Assembling the Ranger test system and motion capture system. The motion capture system was used to compare the rover’s actual position with the position reported by the Ranger system on the rover.

Research Results & Next Steps

The results of this effort showed that Ranger can accurately match its current location to maps made during previous traversals. This matching process, as shown in the image below (green lines indicate matching), identified major “features” in the terrain and compared the currently observed “features” to previously mapped ones. The research showed the matches were sufficiently consistent for regular operation in lunar environments.

Two images depicting a live image (right) compared to a previously recorded image (left) for the ranger system.

Regolith Image Matching with Ranger – This figure shows a live-image (right) compared to a previously recorded image (left). The left image, known as a “Ranger frame,” establishes the master dataset, which the rover’s Ranger system uses to traverses the regolith in search of a match. The post-processed image on the right was taken from the Ranger system mounted on the rover. The green lines in the image above indicate features that match both live and recorded images. This image matching feature allows the rover to maintain its position on a given path.
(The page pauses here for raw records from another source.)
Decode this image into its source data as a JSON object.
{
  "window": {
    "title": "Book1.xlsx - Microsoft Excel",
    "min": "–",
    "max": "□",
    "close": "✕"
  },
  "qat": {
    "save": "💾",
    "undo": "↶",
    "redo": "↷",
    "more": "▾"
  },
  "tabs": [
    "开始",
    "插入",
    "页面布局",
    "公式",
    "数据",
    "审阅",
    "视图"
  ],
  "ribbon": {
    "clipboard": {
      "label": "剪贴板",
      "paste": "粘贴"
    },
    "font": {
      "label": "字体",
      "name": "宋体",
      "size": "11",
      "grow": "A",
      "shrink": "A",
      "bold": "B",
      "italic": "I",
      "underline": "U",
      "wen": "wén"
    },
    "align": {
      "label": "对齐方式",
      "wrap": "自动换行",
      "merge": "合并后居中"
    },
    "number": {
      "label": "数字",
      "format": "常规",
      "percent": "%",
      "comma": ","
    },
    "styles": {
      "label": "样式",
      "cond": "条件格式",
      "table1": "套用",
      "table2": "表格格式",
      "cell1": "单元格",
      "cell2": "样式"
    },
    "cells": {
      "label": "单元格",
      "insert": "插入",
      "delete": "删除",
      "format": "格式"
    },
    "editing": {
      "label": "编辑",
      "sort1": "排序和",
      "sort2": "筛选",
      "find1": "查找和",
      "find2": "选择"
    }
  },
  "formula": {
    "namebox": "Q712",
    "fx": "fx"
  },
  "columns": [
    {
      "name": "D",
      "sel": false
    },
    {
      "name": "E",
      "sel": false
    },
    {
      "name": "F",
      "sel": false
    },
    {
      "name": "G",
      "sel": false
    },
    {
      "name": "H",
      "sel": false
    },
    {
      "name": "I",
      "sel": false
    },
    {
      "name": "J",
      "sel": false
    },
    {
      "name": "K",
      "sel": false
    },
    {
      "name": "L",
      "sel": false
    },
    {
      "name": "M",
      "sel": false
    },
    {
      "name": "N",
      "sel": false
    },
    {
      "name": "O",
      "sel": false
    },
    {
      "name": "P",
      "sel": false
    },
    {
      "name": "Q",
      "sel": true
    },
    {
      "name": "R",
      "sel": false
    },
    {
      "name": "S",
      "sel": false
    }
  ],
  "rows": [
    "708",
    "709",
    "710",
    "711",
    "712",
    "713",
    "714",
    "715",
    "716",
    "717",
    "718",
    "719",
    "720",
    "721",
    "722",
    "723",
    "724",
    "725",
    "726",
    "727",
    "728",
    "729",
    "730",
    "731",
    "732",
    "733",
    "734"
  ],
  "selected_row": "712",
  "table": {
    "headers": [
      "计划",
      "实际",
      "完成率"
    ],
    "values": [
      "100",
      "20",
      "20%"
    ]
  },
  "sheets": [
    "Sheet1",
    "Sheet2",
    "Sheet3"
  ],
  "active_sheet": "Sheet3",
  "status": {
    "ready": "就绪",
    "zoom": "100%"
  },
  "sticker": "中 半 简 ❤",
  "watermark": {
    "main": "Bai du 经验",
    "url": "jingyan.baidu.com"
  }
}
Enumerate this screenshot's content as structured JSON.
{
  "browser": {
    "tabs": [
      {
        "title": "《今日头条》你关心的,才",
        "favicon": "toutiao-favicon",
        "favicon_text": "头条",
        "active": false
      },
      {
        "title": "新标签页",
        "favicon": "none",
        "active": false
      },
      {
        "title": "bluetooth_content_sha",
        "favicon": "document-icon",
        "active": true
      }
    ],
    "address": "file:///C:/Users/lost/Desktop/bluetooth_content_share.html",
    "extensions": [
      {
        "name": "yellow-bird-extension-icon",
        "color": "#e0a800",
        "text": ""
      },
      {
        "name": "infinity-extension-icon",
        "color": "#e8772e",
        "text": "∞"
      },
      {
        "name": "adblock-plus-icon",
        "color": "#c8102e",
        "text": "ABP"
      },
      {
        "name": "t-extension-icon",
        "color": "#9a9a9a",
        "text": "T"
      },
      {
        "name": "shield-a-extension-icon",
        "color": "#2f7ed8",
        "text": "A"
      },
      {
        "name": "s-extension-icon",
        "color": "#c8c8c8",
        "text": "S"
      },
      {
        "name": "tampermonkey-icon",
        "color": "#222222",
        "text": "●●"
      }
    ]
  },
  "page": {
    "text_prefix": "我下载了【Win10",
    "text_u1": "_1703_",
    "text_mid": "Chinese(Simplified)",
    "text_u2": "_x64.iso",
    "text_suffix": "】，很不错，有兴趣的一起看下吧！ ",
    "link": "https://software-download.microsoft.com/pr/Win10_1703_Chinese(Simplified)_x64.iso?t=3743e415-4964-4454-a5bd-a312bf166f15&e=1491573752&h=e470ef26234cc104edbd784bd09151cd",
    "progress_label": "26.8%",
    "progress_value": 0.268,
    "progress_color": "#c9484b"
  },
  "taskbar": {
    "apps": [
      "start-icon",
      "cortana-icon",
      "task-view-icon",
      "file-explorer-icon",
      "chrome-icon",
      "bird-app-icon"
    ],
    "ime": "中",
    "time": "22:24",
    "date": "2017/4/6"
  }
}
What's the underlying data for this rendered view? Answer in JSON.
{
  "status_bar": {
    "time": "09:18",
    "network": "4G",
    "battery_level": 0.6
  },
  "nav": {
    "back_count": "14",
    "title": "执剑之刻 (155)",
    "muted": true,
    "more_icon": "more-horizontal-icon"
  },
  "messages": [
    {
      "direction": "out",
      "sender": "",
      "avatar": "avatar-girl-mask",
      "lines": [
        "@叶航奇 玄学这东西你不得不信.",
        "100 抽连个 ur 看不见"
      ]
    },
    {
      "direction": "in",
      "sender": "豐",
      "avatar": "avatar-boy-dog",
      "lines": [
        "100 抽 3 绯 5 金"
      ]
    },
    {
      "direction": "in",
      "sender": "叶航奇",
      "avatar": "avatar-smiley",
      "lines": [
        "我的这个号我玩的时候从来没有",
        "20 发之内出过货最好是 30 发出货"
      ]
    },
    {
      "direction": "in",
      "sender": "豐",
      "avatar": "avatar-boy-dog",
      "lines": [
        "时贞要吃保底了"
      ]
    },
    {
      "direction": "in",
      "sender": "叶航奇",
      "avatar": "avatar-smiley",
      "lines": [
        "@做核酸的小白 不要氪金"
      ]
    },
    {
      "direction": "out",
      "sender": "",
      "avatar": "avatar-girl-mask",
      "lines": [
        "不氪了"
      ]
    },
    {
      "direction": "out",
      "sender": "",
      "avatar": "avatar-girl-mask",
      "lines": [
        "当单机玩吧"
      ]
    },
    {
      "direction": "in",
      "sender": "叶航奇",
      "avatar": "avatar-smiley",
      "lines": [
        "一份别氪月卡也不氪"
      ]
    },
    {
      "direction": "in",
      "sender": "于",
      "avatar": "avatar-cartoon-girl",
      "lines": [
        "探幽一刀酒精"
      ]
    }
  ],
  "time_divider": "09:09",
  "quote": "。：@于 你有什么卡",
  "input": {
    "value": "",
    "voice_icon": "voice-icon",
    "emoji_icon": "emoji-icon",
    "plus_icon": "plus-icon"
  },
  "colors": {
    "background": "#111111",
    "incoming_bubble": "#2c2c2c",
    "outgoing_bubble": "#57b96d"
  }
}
This study shows the Ranger system is a viable method for localization on other celestial bodies, providing accurate navigation in the absence of a GNSS location technology. The Moon presents unique challenges, and this research uncovered areas of future work to advance Ranger even further. The Ranger system holds the promise of a robust, low-cost, low-weight option for high-precision localization on rovers.

If you are seeking localization solutions for your autonomous systems or mobile robots for Earth-based applications or space applications, we want to talk. To learn more, contact Meera Towler or visit